== THE PROBLEM ==
Please return every line of the records below that contains the word "code".

== DATA FOR THIS EXERCISE ==

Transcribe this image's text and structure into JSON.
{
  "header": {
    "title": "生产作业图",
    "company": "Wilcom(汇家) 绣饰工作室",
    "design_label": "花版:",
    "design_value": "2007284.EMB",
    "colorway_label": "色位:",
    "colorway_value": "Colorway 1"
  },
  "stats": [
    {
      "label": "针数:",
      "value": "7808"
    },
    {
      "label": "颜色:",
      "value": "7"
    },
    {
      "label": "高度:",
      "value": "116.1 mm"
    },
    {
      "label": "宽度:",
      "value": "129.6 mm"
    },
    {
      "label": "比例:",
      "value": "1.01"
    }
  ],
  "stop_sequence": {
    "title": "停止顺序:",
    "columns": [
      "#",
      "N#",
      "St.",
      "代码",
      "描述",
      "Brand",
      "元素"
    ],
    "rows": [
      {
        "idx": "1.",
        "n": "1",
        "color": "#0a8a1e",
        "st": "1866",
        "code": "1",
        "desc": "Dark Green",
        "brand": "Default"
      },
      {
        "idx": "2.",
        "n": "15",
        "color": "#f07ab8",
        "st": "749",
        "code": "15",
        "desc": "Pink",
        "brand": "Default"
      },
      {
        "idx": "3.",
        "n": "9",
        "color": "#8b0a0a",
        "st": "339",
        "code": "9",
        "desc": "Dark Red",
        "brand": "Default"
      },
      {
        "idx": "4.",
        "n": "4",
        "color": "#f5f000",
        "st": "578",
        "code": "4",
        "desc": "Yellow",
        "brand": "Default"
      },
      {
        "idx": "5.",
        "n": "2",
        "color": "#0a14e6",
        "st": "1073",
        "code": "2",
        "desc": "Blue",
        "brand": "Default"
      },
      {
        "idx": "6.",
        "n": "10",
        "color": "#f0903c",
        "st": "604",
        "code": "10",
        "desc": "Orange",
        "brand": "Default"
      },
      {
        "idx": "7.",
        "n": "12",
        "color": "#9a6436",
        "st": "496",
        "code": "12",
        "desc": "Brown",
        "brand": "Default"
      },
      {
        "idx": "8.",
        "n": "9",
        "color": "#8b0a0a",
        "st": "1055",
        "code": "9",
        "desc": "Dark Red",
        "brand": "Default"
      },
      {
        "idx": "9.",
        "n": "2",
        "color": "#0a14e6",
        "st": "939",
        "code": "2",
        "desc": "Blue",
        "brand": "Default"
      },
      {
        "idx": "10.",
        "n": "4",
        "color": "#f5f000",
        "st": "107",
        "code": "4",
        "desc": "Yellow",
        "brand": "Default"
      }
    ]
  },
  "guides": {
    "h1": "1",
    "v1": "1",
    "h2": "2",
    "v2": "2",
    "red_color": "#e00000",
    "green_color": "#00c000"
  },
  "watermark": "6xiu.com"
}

== ANSWER SPACE ==
        "code": "1",
        "code": "15",
        "code": "9",
        "code": "4",
        "code": "2",
        "code": "10",
        "code": "12",
        "code": "9",
        "code": "2",
        "code": "4",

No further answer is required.